Canadian hog farmers have committed to slashing their herds by 5.6 per cent in exchange for government aid, but demand for the exit cash is so high that the Canadian Pork Council fears the industry may be shrinking too fast, a top official said Jan. 26.
A competitive bidding process for the funds so far has resulted in 335 farms agreeing to remove 104,531 sows, or 7.9 per cent of the national sow herd, and 660,541 total pigs (5.6 per cent of the Canadian herd) from production.
The Pork Council, which administers the program, on Jan. 25 reported the results of the third of four rounds to distribute the money.
Farmers must agree to halt hog production for three years in exchange for the funds.
The process has attracted three times more bids from farmers than it could approve, suggesting that many farmers may be ready to quit without government help.

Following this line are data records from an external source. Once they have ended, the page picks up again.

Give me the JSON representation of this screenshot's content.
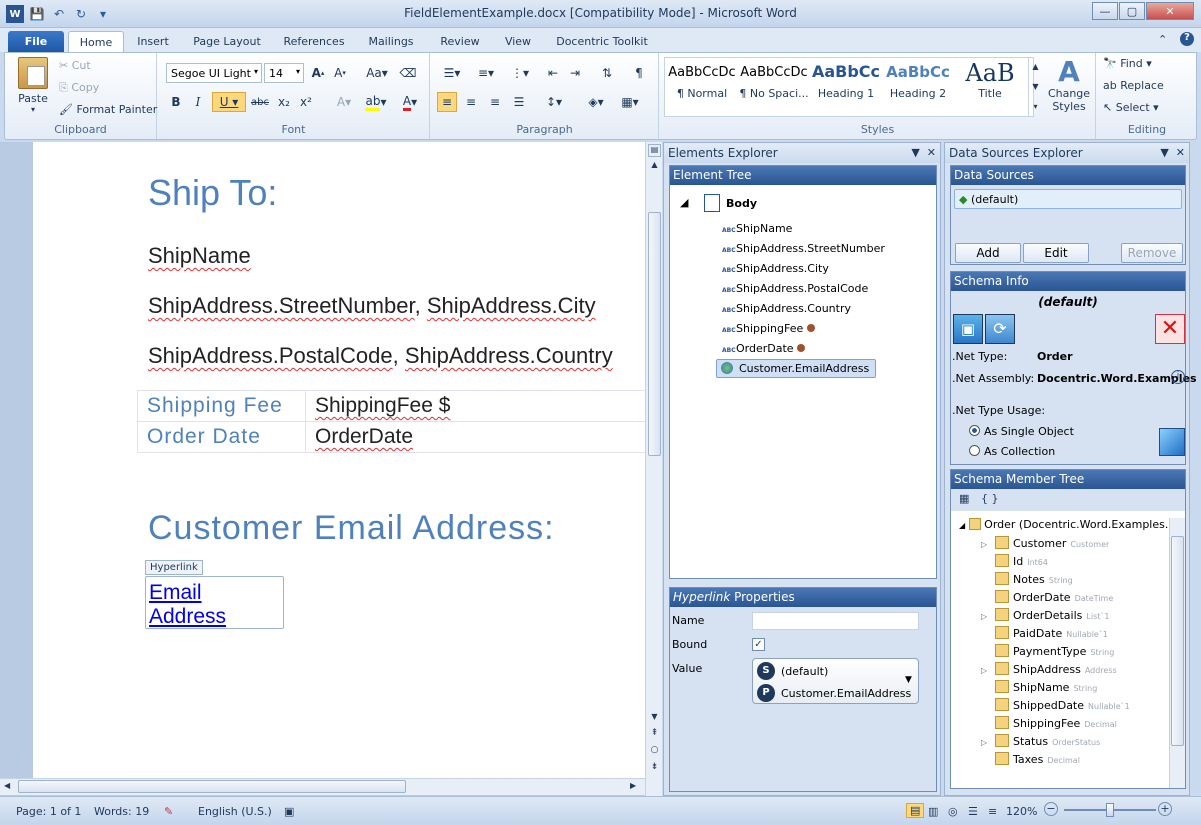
{
  "window": {
    "title": "FieldElementExample.docx [Compatibility Mode] - Microsoft Word"
  },
  "tabs": [
    "File",
    "Home",
    "Insert",
    "Page Layout",
    "References",
    "Mailings",
    "Review",
    "View",
    "Docentric Toolkit"
  ],
  "ribbon": {
    "clipboard": {
      "label": "Clipboard",
      "paste": "Paste",
      "cut": "Cut",
      "copy": "Copy",
      "format_painter": "Format Painter"
    },
    "font": {
      "label": "Font",
      "font_name": "Segoe UI Light",
      "font_size": "14"
    },
    "paragraph": {
      "label": "Paragraph"
    },
    "styles": {
      "label": "Styles",
      "items": [
        {
          "sample": "AaBbCcDc",
          "name": "¶ Normal"
        },
        {
          "sample": "AaBbCcDc",
          "name": "¶ No Spaci..."
        },
        {
          "sample": "AaBbCc",
          "name": "Heading 1"
        },
        {
          "sample": "AaBbCc",
          "name": "Heading 2"
        },
        {
          "sample": "AaB",
          "name": "Title"
        }
      ],
      "change_styles": "Change Styles"
    },
    "editing": {
      "label": "Editing",
      "find": "Find",
      "replace": "Replace",
      "select": "Select"
    }
  },
  "document": {
    "ship_to": "Ship To:",
    "ship_name": "ShipName",
    "line2_a": "ShipAddress.StreetNumber",
    "line2_sep": ",",
    "line2_b": "ShipAddress.City",
    "line3_a": "ShipAddress.PostalCode",
    "line3_sep": ",",
    "line3_b": "ShipAddress.Country",
    "table": [
      {
        "label": "Shipping Fee",
        "value": "ShippingFee $"
      },
      {
        "label": "Order Date",
        "value": "OrderDate"
      }
    ],
    "email_heading": "Customer Email Address:",
    "hyperlink_tag": "Hyperlink",
    "email_link": "Email Address"
  },
  "elements_explorer": {
    "title": "Elements Explorer",
    "tree_header": "Element Tree",
    "root": "Body",
    "items": [
      "ShipName",
      "ShipAddress.StreetNumber",
      "ShipAddress.City",
      "ShipAddress.PostalCode",
      "ShipAddress.Country",
      "ShippingFee",
      "OrderDate",
      "Customer.EmailAddress"
    ],
    "properties_title": "Hyperlink",
    "properties_suffix": "Properties",
    "name_label": "Name",
    "bound_label": "Bound",
    "value_label": "Value",
    "value_source": "(default)",
    "value_path": "Customer.EmailAddress"
  },
  "data_sources_explorer": {
    "title": "Data Sources Explorer",
    "sources_header": "Data Sources",
    "default_source": "(default)",
    "add": "Add",
    "edit": "Edit",
    "remove": "Remove",
    "schema_header": "Schema Info",
    "schema_name": "(default)",
    "net_type_label": ".Net Type:",
    "net_type": "Order",
    "net_assembly_label": ".Net Assembly:",
    "net_assembly": "Docentric.Word.Examples",
    "usage_label": ".Net Type Usage:",
    "usage_single": "As Single Object",
    "usage_collection": "As Collection",
    "member_tree_header": "Schema Member Tree",
    "member_root": "Order (Docentric.Word.Examples.D",
    "members": [
      {
        "name": "Customer",
        "type": "Customer",
        "expand": true
      },
      {
        "name": "Id",
        "type": "Int64",
        "expand": false
      },
      {
        "name": "Notes",
        "type": "String",
        "expand": false
      },
      {
        "name": "OrderDate",
        "type": "DateTime",
        "expand": false
      },
      {
        "name": "OrderDetails",
        "type": "List`1",
        "expand": true
      },
      {
        "name": "PaidDate",
        "type": "Nullable`1",
        "expand": false
      },
      {
        "name": "PaymentType",
        "type": "String",
        "expand": false
      },
      {
        "name": "ShipAddress",
        "type": "Address",
        "expand": true
      },
      {
        "name": "ShipName",
        "type": "String",
        "expand": false
      },
      {
        "name": "ShippedDate",
        "type": "Nullable`1",
        "expand": false
      },
      {
        "name": "ShippingFee",
        "type": "Decimal",
        "expand": false
      },
      {
        "name": "Status",
        "type": "OrderStatus",
        "expand": true
      },
      {
        "name": "Taxes",
        "type": "Decimal",
        "expand": false
      }
    ]
  },
  "status": {
    "page": "Page: 1 of 1",
    "words": "Words: 19",
    "language": "English (U.S.)",
    "zoom": "120%"
  },
  "colors": {
    "accent": "#2a5593",
    "heading": "#4f81bd",
    "file_tab": "#1f57a8"
  }
}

“It’s a clear indication that our industry is under severe financial stress,” said Jurgen Preugschas, an Alberta hog farmer and president of the Canadian Pork Council. “We’re fearful that if things don’t turn around that our numbers are going to drop below that critical mass… to have a strong viable industry.”
The Pork Council has set a goal of reducing annual production by 18 per cent to 25.5 million pigs in 2014 from 2008 levels, but Preugschas said it may be moving faster than that.
A separate loans program delivered by private lenders, but backed by the Canadian government, isn’t approving loans as quickly as hoped, Preugschas said.
The Pork Council will award the final $14 million of the $75 million government fund on March 10.